*** Information shown

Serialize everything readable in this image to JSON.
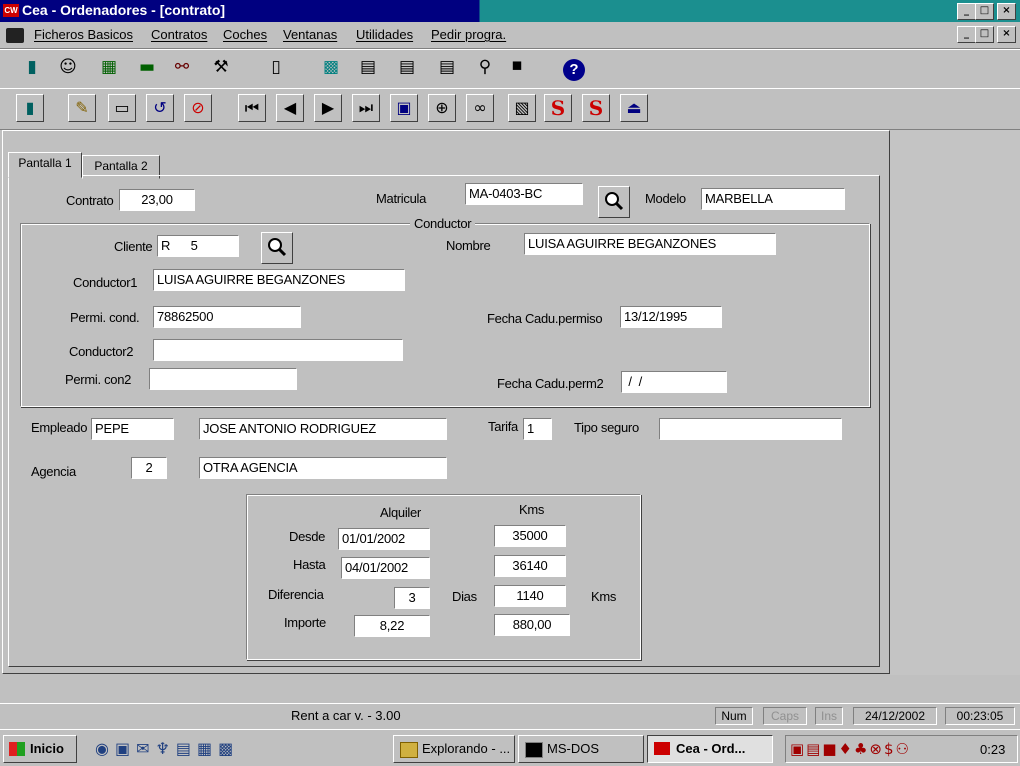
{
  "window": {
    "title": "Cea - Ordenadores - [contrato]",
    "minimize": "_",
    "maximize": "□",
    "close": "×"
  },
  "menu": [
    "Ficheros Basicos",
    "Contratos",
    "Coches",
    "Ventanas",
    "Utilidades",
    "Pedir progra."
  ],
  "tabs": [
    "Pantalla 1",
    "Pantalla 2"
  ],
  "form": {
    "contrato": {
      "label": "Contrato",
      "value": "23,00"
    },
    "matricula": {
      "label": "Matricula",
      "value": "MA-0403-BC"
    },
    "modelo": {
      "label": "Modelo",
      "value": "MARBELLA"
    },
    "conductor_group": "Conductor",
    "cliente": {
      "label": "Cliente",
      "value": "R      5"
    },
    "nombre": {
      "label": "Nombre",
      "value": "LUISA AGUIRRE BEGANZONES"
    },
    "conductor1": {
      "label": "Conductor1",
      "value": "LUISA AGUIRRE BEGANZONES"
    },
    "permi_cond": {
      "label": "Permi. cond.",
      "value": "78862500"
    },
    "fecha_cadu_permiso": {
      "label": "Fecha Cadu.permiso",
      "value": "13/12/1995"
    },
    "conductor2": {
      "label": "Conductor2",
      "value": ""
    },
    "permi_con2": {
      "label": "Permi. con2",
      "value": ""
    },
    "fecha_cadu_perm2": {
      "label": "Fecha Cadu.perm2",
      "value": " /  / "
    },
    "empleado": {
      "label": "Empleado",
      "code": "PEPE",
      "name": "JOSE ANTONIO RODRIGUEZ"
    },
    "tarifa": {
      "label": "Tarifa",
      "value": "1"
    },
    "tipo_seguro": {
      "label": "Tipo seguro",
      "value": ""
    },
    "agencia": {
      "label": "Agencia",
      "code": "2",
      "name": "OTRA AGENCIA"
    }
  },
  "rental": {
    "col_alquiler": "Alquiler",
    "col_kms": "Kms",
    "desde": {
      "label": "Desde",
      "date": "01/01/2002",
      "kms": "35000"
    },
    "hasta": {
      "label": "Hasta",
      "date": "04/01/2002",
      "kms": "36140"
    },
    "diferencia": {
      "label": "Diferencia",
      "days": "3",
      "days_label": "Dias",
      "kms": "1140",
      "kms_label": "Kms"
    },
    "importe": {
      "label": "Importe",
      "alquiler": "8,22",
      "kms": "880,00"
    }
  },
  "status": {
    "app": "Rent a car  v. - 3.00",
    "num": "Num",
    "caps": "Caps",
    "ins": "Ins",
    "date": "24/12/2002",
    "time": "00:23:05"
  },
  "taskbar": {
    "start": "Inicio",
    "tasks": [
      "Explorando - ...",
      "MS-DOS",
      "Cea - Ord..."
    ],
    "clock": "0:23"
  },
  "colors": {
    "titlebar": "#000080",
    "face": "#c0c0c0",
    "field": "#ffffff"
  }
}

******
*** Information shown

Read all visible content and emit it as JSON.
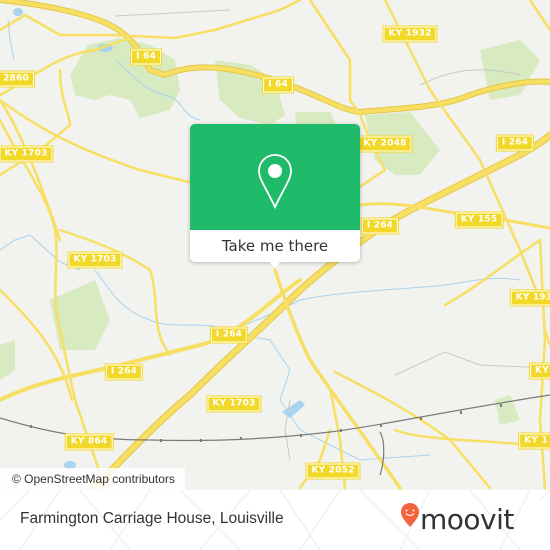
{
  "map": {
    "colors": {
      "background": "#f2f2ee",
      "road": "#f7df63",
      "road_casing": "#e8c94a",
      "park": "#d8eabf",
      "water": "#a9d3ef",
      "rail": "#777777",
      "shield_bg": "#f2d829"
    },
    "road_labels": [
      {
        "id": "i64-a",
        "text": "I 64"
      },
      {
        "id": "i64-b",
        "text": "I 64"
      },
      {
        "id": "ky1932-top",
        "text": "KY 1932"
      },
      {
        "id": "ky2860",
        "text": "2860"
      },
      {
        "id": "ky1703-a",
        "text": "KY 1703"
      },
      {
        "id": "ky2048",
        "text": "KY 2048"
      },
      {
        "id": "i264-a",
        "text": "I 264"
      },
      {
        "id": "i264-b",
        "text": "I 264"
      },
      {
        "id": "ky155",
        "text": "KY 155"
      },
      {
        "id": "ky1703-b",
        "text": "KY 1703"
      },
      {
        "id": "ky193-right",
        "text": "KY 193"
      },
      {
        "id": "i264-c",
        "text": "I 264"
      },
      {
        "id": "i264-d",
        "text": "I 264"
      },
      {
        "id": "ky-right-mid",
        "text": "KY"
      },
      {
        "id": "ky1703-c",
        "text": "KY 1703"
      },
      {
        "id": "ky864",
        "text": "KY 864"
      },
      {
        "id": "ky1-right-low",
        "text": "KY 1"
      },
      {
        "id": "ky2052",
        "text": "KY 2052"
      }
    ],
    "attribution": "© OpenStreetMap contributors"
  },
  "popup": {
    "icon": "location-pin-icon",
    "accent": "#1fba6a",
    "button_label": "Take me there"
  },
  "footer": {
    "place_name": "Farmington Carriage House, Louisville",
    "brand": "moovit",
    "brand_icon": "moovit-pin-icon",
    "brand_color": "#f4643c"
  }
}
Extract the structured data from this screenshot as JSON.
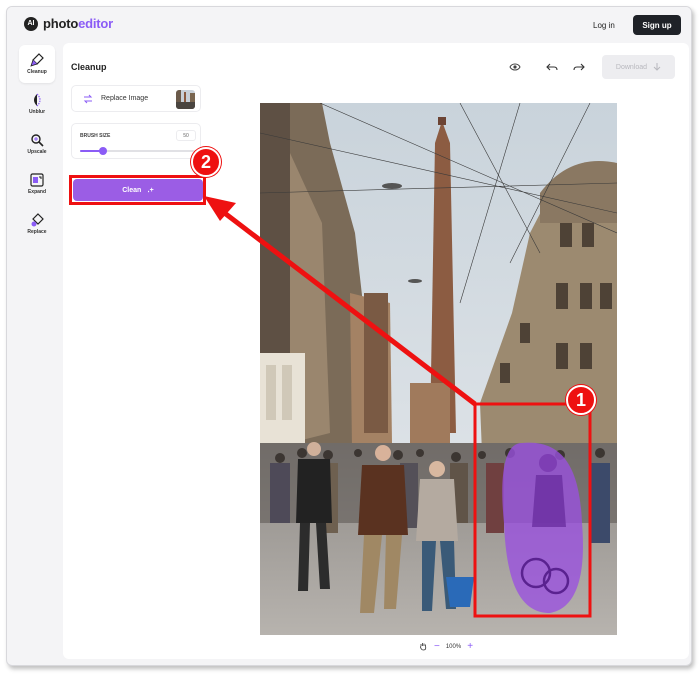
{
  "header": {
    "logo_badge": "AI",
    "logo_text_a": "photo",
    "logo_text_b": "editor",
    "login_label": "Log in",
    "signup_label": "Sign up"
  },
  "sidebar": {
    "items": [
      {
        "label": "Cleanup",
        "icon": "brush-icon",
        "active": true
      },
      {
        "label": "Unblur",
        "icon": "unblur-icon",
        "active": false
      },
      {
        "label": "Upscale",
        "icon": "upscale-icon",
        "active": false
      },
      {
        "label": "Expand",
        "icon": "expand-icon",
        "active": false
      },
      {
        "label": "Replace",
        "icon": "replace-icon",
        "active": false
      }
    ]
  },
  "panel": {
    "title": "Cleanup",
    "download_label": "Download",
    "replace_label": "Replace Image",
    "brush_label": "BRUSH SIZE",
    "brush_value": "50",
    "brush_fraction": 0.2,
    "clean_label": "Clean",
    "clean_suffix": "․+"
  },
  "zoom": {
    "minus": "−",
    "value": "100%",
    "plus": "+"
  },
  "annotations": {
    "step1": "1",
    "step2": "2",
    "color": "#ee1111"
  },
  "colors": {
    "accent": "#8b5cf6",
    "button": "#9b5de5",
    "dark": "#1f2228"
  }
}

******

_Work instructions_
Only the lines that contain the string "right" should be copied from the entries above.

_Output for this task_
        "id": "ky193-right",
        "id": "ky-right-mid",
        "id": "ky1-right-low",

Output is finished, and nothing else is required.